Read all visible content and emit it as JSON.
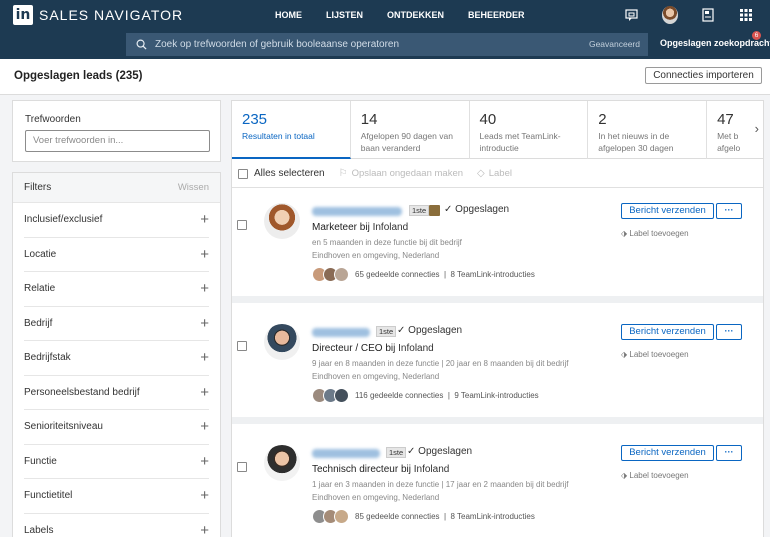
{
  "brand": {
    "mark": "in",
    "name": "SALES NAVIGATOR"
  },
  "nav": [
    "HOME",
    "LIJSTEN",
    "ONTDEKKEN",
    "BEHEERDER"
  ],
  "nav_icons": [
    "message-icon",
    "profile-avatar",
    "admin-icon",
    "apps-grid-icon"
  ],
  "search": {
    "placeholder": "Zoek op trefwoorden of gebruik booleaanse operatoren",
    "advanced": "Geavanceerd",
    "saved_searches": "Opgeslagen zoekopdrachte",
    "saved_badge": "6"
  },
  "header": {
    "title": "Opgeslagen leads (235)",
    "import_label": "Connecties importeren"
  },
  "sidebar": {
    "keywords_label": "Trefwoorden",
    "keywords_placeholder": "Voer trefwoorden in...",
    "filters_title": "Filters",
    "clear_label": "Wissen",
    "filters": [
      "Inclusief/exclusief",
      "Locatie",
      "Relatie",
      "Bedrijf",
      "Bedrijfstak",
      "Personeelsbestand bedrijf",
      "Senioriteitsniveau",
      "Functie",
      "Functietitel",
      "Labels"
    ]
  },
  "stats": [
    {
      "num": "235",
      "label": "Resultaten in totaal"
    },
    {
      "num": "14",
      "label": "Afgelopen 90 dagen van baan veranderd"
    },
    {
      "num": "40",
      "label": "Leads met TeamLink-introductie"
    },
    {
      "num": "2",
      "label": "In het nieuws in de afgelopen 30 dagen"
    },
    {
      "num": "47",
      "label": "Met b afgelo"
    }
  ],
  "selection": {
    "select_all": "Alles selecteren",
    "save": "Opslaan ongedaan maken",
    "label": "Label"
  },
  "leads": [
    {
      "degree": "1ste",
      "saved": "Opgeslagen",
      "title": "Marketeer",
      "at": "bij",
      "company": "Infoland",
      "tenure": "en 5 maanden in deze functie bij dit bedrijf",
      "location": "Eindhoven en omgeving, Nederland",
      "shared": "65 gedeelde connecties",
      "teamlink": "8 TeamLink-introducties"
    },
    {
      "degree": "1ste",
      "saved": "Opgeslagen",
      "title": "Directeur / CEO",
      "at": "bij",
      "company": "Infoland",
      "tenure": "9 jaar en 8 maanden in deze functie | 20 jaar en 8 maanden bij dit bedrijf",
      "location": "Eindhoven en omgeving, Nederland",
      "shared": "116 gedeelde connecties",
      "teamlink": "9 TeamLink-introducties"
    },
    {
      "degree": "1ste",
      "saved": "Opgeslagen",
      "title": "Technisch directeur",
      "at": "bij",
      "company": "Infoland",
      "tenure": "1 jaar en 3 maanden in deze functie | 17 jaar en 2 maanden bij dit bedrijf",
      "location": "Eindhoven en omgeving, Nederland",
      "shared": "85 gedeelde connecties",
      "teamlink": "8 TeamLink-introducties"
    }
  ],
  "actions": {
    "message": "Bericht verzenden",
    "more": "···",
    "add_label": "Label toevoegen"
  }
}
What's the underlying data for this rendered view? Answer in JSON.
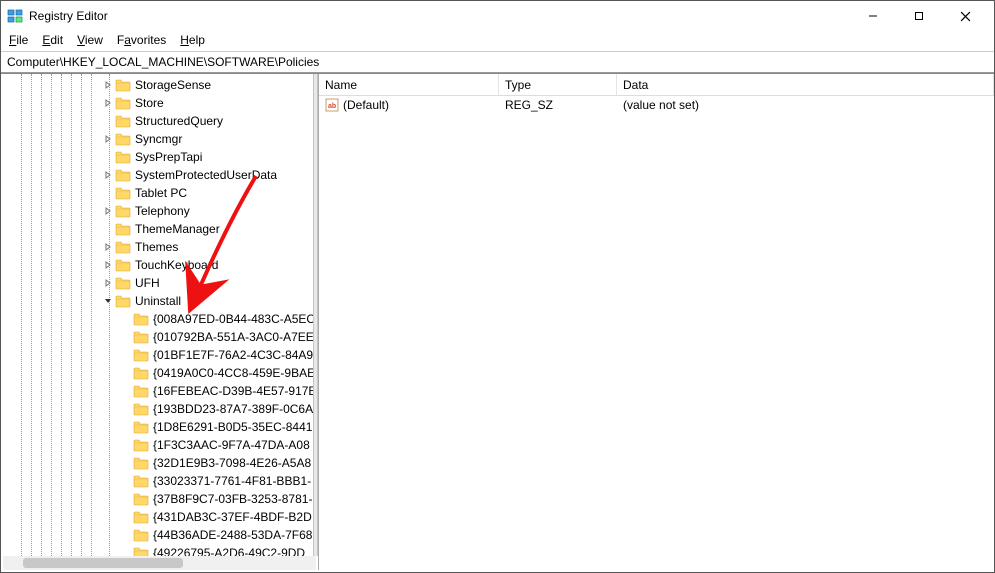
{
  "window": {
    "title": "Registry Editor"
  },
  "menu": {
    "file": "File",
    "edit": "Edit",
    "view": "View",
    "favorites": "Favorites",
    "help": "Help"
  },
  "address": "Computer\\HKEY_LOCAL_MACHINE\\SOFTWARE\\Policies",
  "tree": {
    "items": [
      {
        "indent": 100,
        "chev": "right",
        "label": "StorageSense"
      },
      {
        "indent": 100,
        "chev": "right",
        "label": "Store"
      },
      {
        "indent": 100,
        "chev": "none",
        "label": "StructuredQuery"
      },
      {
        "indent": 100,
        "chev": "right",
        "label": "Syncmgr"
      },
      {
        "indent": 100,
        "chev": "none",
        "label": "SysPrepTapi"
      },
      {
        "indent": 100,
        "chev": "right",
        "label": "SystemProtectedUserData"
      },
      {
        "indent": 100,
        "chev": "none",
        "label": "Tablet PC"
      },
      {
        "indent": 100,
        "chev": "right",
        "label": "Telephony"
      },
      {
        "indent": 100,
        "chev": "none",
        "label": "ThemeManager"
      },
      {
        "indent": 100,
        "chev": "right",
        "label": "Themes"
      },
      {
        "indent": 100,
        "chev": "right",
        "label": "TouchKeyboard"
      },
      {
        "indent": 100,
        "chev": "right",
        "label": "UFH"
      },
      {
        "indent": 100,
        "chev": "down",
        "label": "Uninstall"
      },
      {
        "indent": 118,
        "chev": "none",
        "label": "{008A97ED-0B44-483C-A5EC"
      },
      {
        "indent": 118,
        "chev": "none",
        "label": "{010792BA-551A-3AC0-A7EE"
      },
      {
        "indent": 118,
        "chev": "none",
        "label": "{01BF1E7F-76A2-4C3C-84A9"
      },
      {
        "indent": 118,
        "chev": "none",
        "label": "{0419A0C0-4CC8-459E-9BAE"
      },
      {
        "indent": 118,
        "chev": "none",
        "label": "{16FEBEAC-D39B-4E57-917E"
      },
      {
        "indent": 118,
        "chev": "none",
        "label": "{193BDD23-87A7-389F-0C6A"
      },
      {
        "indent": 118,
        "chev": "none",
        "label": "{1D8E6291-B0D5-35EC-8441"
      },
      {
        "indent": 118,
        "chev": "none",
        "label": "{1F3C3AAC-9F7A-47DA-A08"
      },
      {
        "indent": 118,
        "chev": "none",
        "label": "{32D1E9B3-7098-4E26-A5A8"
      },
      {
        "indent": 118,
        "chev": "none",
        "label": "{33023371-7761-4F81-BBB1-"
      },
      {
        "indent": 118,
        "chev": "none",
        "label": "{37B8F9C7-03FB-3253-8781-"
      },
      {
        "indent": 118,
        "chev": "none",
        "label": "{431DAB3C-37EF-4BDF-B2D"
      },
      {
        "indent": 118,
        "chev": "none",
        "label": "{44B36ADE-2488-53DA-7F68"
      },
      {
        "indent": 118,
        "chev": "none",
        "label": "{49226795-A2D6-49C2-9DD"
      }
    ],
    "vlines": [
      20,
      30,
      40,
      50,
      60,
      70,
      80,
      90,
      108
    ]
  },
  "list": {
    "columns": {
      "name": "Name",
      "type": "Type",
      "data": "Data"
    },
    "rows": [
      {
        "name": "(Default)",
        "type": "REG_SZ",
        "data": "(value not set)"
      }
    ]
  }
}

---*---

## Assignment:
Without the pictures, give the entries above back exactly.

## Answer section:
Read all visible content and emit it as JSON.
{
  "brand": {
    "mark": "in",
    "name": "SALES NAVIGATOR"
  },
  "nav": [
    "HOME",
    "LIJSTEN",
    "ONTDEKKEN",
    "BEHEERDER"
  ],
  "nav_icons": [
    "message-icon",
    "profile-avatar",
    "admin-icon",
    "apps-grid-icon"
  ],
  "search": {
    "placeholder": "Zoek op trefwoorden of gebruik booleaanse operatoren",
    "advanced": "Geavanceerd",
    "saved_searches": "Opgeslagen zoekopdrachte",
    "saved_badge": "6"
  },
  "header": {
    "title": "Opgeslagen leads (235)",
    "import_label": "Connecties importeren"
  },
  "sidebar": {
    "keywords_label": "Trefwoorden",
    "keywords_placeholder": "Voer trefwoorden in...",
    "filters_title": "Filters",
    "clear_label": "Wissen",
    "filters": [
      "Inclusief/exclusief",
      "Locatie",
      "Relatie",
      "Bedrijf",
      "Bedrijfstak",
      "Personeelsbestand bedrijf",
      "Senioriteitsniveau",
      "Functie",
      "Functietitel",
      "Labels"
    ]
  },
  "stats": [
    {
      "num": "235",
      "label": "Resultaten in totaal"
    },
    {
      "num": "14",
      "label": "Afgelopen 90 dagen van baan veranderd"
    },
    {
      "num": "40",
      "label": "Leads met TeamLink-introductie"
    },
    {
      "num": "2",
      "label": "In het nieuws in de afgelopen 30 dagen"
    },
    {
      "num": "47",
      "label": "Met b afgelo"
    }
  ],
  "selection": {
    "select_all": "Alles selecteren",
    "save": "Opslaan ongedaan maken",
    "label": "Label"
  },
  "leads": [
    {
      "degree": "1ste",
      "saved": "Opgeslagen",
      "title": "Marketeer",
      "at": "bij",
      "company": "Infoland",
      "tenure": "en 5 maanden in deze functie bij dit bedrijf",
      "location": "Eindhoven en omgeving, Nederland",
      "shared": "65 gedeelde connecties",
      "teamlink": "8 TeamLink-introducties"
    },
    {
      "degree": "1ste",
      "saved": "Opgeslagen",
      "title": "Directeur / CEO",
      "at": "bij",
      "company": "Infoland",
      "tenure": "9 jaar en 8 maanden in deze functie | 20 jaar en 8 maanden bij dit bedrijf",
      "location": "Eindhoven en omgeving, Nederland",
      "shared": "116 gedeelde connecties",
      "teamlink": "9 TeamLink-introducties"
    },
    {
      "degree": "1ste",
      "saved": "Opgeslagen",
      "title": "Technisch directeur",
      "at": "bij",
      "company": "Infoland",
      "tenure": "1 jaar en 3 maanden in deze functie | 17 jaar en 2 maanden bij dit bedrijf",
      "location": "Eindhoven en omgeving, Nederland",
      "shared": "85 gedeelde connecties",
      "teamlink": "8 TeamLink-introducties"
    }
  ],
  "actions": {
    "message": "Bericht verzenden",
    "more": "···",
    "add_label": "Label toevoegen"
  }
}
What's the underlying data for this rendered view? Answer in JSON.
{
  "window": {
    "title": "Registry Editor"
  },
  "menu": {
    "file": "File",
    "edit": "Edit",
    "view": "View",
    "favorites": "Favorites",
    "help": "Help"
  },
  "address": "Computer\\HKEY_LOCAL_MACHINE\\SOFTWARE\\Policies",
  "tree": {
    "items": [
      {
        "indent": 100,
        "chev": "right",
        "label": "StorageSense"
      },
      {
        "indent": 100,
        "chev": "right",
        "label": "Store"
      },
      {
        "indent": 100,
        "chev": "none",
        "label": "StructuredQuery"
      },
      {
        "indent": 100,
        "chev": "right",
        "label": "Syncmgr"
      },
      {
        "indent": 100,
        "chev": "none",
        "label": "SysPrepTapi"
      },
      {
        "indent": 100,
        "chev": "right",
        "label": "SystemProtectedUserData"
      },
      {
        "indent": 100,
        "chev": "none",
        "label": "Tablet PC"
      },
      {
        "indent": 100,
        "chev": "right",
        "label": "Telephony"
      },
      {
        "indent": 100,
        "chev": "none",
        "label": "ThemeManager"
      },
      {
        "indent": 100,
        "chev": "right",
        "label": "Themes"
      },
      {
        "indent": 100,
        "chev": "right",
        "label": "TouchKeyboard"
      },
      {
        "indent": 100,
        "chev": "right",
        "label": "UFH"
      },
      {
        "indent": 100,
        "chev": "down",
        "label": "Uninstall"
      },
      {
        "indent": 118,
        "chev": "none",
        "label": "{008A97ED-0B44-483C-A5EC"
      },
      {
        "indent": 118,
        "chev": "none",
        "label": "{010792BA-551A-3AC0-A7EE"
      },
      {
        "indent": 118,
        "chev": "none",
        "label": "{01BF1E7F-76A2-4C3C-84A9"
      },
      {
        "indent": 118,
        "chev": "none",
        "label": "{0419A0C0-4CC8-459E-9BAE"
      },
      {
        "indent": 118,
        "chev": "none",
        "label": "{16FEBEAC-D39B-4E57-917E"
      },
      {
        "indent": 118,
        "chev": "none",
        "label": "{193BDD23-87A7-389F-0C6A"
      },
      {
        "indent": 118,
        "chev": "none",
        "label": "{1D8E6291-B0D5-35EC-8441"
      },
      {
        "indent": 118,
        "chev": "none",
        "label": "{1F3C3AAC-9F7A-47DA-A08"
      },
      {
        "indent": 118,
        "chev": "none",
        "label": "{32D1E9B3-7098-4E26-A5A8"
      },
      {
        "indent": 118,
        "chev": "none",
        "label": "{33023371-7761-4F81-BBB1-"
      },
      {
        "indent": 118,
        "chev": "none",
        "label": "{37B8F9C7-03FB-3253-8781-"
      },
      {
        "indent": 118,
        "chev": "none",
        "label": "{431DAB3C-37EF-4BDF-B2D"
      },
      {
        "indent": 118,
        "chev": "none",
        "label": "{44B36ADE-2488-53DA-7F68"
      },
      {
        "indent": 118,
        "chev": "none",
        "label": "{49226795-A2D6-49C2-9DD"
      }
    ],
    "vlines": [
      20,
      30,
      40,
      50,
      60,
      70,
      80,
      90,
      108
    ]
  },
  "list": {
    "columns": {
      "name": "Name",
      "type": "Type",
      "data": "Data"
    },
    "rows": [
      {
        "name": "(Default)",
        "type": "REG_SZ",
        "data": "(value not set)"
      }
    ]
  }
}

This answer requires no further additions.